Showing up for and with Each Other: Solidarity Among Communities of Color provides a space where student affairs professionals of color can critically reflect on what solidarity means for them. Given our histories and the state of our country, it’s important to make space for these conversations and center the voices of those who are marginalized. It is important to engage in this dialogue with the understanding that as people of color we may all experience racism, but we all experience it differently. Come to this workshop if you’d like to build community amongst people of color and talk deeply about what solidarity looks like across our communities and institutions. There may be moments of discomfort during our time together, but we believe that in order to heal and grow we must hold each other accountable. Our hope is to engage critically and learn from and with each other about ways to be in solidarity. Presenters hope to provide strategies to take back to your campus to engage across communities of color and uplift each other!

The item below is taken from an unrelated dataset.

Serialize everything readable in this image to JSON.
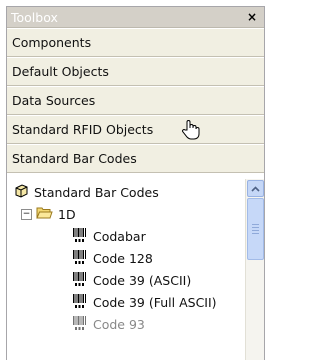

Financial Wellness Personalized: Applications and Self Exploration for the Student Affairs Professional seeks to improve the financial health of student affairs practitioners in hopes of increasing knowledge in financial literacy and exploring financial wellness for the self and its influence on working with students. It is important for professionals to understand their own financial wellness and the influential factors in order to best serve their students. By providing a deeper, more holistic look into how individuals define financial wellness, the objective is to enlighten professionals on the messaging received around earning and managing money and discuss how our understanding of financial wellness affects the education that our students receive around it. A study by the American Psychological Association reports that money is a major cause of stress among the American population (2015). Financial wellness is not only important at a student level but on a greater level for professionals as well. While institutions are doing more to offer support and education in this area for students, the same cannot necessarily be said for faculty and staff. Additionally, many professionals who are expected to educate students on the importance of making smarter financial decisions struggle with their own financial wellness. For many student affairs practitioners, our students approach us with all types of problems in their lives; and in many cases, they are related to finances which increase stress and sources of conflict in relationships. Furthermore, finances are related to self-perception, self-esteem, and one’s decision-making process. So, whether or not session attendees work within financial education, it is important to consider financial wellness, both in the context of personal well-being as well and its role when developing programs and services. While the focus at the pre-conference is on financial wellness and education, this session is unique as presenters take a look at financial education through an intersectionality lens. Presenters will be focusing on the influential factors and barriers that identity poses to students’ and our own perceptions and our interactions with money. Highlighted are historical, political, and societal factors that influence the messaging professionals and our students receive and subsequent behaviors. The emphasis in this session will be on the development of professionals’ personal financial wellness identities and developing their own based on factors related to all aspects of their identities and how we understand and educate our students around money.